Yikes. Have you looked into the high-risk insurance pools? I don't know if TN has one, but I know IL has one. It's for people who are otherwise uninsurable.. usually limited to a certain number of participants (I believe IL's is something like 10,000 people).

I'm sure you've looked everywhere, just offering some ideas that I've run into while trying to develop plans B, C, D, E and F, in case the shit hits the fan.

Davian93
08-19-2009, 05:14 PM
Have you looked into suing the Fed. gov't? (directed to Taer)

That's complete Bullshite!

Sinistrum
08-19-2009, 08:11 PM
They can only sue the government if the government has allowed suit.
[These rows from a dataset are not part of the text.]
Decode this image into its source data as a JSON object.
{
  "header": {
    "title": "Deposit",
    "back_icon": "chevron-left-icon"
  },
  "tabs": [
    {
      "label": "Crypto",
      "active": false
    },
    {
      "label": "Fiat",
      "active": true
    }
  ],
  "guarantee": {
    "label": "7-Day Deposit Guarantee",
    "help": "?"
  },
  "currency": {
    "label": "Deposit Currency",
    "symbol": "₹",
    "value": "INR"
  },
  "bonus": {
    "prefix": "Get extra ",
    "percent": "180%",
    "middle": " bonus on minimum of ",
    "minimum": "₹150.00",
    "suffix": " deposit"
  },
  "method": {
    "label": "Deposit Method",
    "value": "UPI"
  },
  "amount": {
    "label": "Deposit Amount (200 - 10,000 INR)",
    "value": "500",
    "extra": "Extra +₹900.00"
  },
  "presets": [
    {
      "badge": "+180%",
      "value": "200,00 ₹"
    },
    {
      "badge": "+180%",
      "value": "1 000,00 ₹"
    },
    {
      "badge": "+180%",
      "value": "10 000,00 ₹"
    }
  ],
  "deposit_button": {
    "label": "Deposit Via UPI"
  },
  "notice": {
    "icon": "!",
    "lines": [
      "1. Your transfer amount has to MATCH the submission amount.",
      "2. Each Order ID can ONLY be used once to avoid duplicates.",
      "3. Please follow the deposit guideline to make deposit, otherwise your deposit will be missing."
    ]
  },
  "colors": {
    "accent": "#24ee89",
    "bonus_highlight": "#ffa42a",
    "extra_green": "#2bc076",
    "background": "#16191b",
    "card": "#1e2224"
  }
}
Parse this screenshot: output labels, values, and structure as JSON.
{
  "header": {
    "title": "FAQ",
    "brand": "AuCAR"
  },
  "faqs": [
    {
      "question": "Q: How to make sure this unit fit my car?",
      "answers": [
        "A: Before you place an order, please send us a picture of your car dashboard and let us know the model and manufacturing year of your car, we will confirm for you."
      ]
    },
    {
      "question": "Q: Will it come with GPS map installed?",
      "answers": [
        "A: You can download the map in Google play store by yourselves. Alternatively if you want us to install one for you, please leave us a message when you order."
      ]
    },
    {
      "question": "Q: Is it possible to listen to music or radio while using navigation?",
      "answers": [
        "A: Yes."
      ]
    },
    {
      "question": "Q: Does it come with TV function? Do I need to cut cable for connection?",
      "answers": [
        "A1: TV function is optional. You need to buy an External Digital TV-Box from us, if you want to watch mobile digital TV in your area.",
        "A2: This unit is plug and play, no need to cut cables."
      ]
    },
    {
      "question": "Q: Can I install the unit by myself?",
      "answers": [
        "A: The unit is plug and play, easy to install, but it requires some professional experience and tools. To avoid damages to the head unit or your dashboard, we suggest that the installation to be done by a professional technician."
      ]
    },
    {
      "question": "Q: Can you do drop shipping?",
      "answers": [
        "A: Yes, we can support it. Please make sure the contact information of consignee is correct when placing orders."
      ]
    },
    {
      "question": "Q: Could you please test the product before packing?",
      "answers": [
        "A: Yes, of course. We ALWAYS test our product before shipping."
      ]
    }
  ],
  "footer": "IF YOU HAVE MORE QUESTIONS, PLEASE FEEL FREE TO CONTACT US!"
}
I don't remember off the top of my head if suits are allowed based upon denial of medicaid/medicare coverage. Sovereign Immunity is kind of a bitch like that. And just think, we can have our entire health care system subject to sort of thing.

Sei'taer
08-19-2009, 10:15 PM
Have you looked into suing the Fed. gov't? (directed to Taer)

That's complete Bullshite!

Yes, she was denied medicare and medicaid. She was denied 3 times. Then she was denied after I hired one of those companies that will get you medicare, or you don't have to pay them. I don't remember the exact quote for her denial, but it basically came down to her sustainability and life expectancy. Also, the fact that she was denied social security didn't help either. All of it played together. If I can, I'll try to find the papers and put it on here. I thought I was over it, then all of this came up.

These were lawyer types...

You can only ask for covereage to be extended to you. You can't sue for coverage.

Davian93
08-20-2009, 06:58 AM
These were lawyer types...

You can only ask for covereage to be extended to you. You can't sue for coverage.

Ahh...sorry I missed that part. Well, I read it but didn't comprehend I suppose.

Zanguini
08-20-2009, 08:23 AM
I passed my color blind test but i failed my depth perception test. The only thing i couldnt be was a pilot. They gave me a choice between a lot of things that they needed and I chose weather. Though it was a close toss up between that and ATC, and R&D.

Davian93
08-20-2009, 09:54 AM
I passed my color blind test but i failed my depth perception test. The only thing i couldnt be was a pilot. They gave me a choice between a lot of things that they needed and I chose weather. Though it was a close toss up between that and ATC, and R&D.

R & D would have been a fun choice (if its Research/Development and not something else). I worked as a civilian for AFMC and all the AF guys that worked in the office absolutely loved their jobs. Though it was so far from real military that they were basically civilians that wore BDU's or flight suits. Got to work with a bunch of fighter pilots too as a result of that and fighter pilots are honestly the coolest military people to ever hang around with.

Zanguini
08-20-2009, 03:43 PM
Pilots are asses.

GonzoTheGreat
08-20-2009, 03:49 PM
Yeah, asses, aces, more or less the same thing.

Davian93
08-20-2009, 04:40 PM
Pilots are asses.

Not when you don't work for them...when you're a civilian, they're pretty cool.

Birgitte
08-21-2009, 06:20 PM
Pilots are asses.


No offense, Sare. ;)

JSUCamel
08-22-2009, 02:05 PM
http://www.seattlepi.com/dayart/20090722/Cartoon20090722.jpg

http://www.seattlepi.com/dayart/20090822/525horsey20090822.jpg

http://www.seattlepi.com/dayart/20090816/cartoon20090816.jpg

Belazamon
08-22-2009, 03:19 PM
Congress Deadlocked Over How Not To Provide Health Care (http://www.theonion.com/content/news/congress_deadlocked_over_how_to)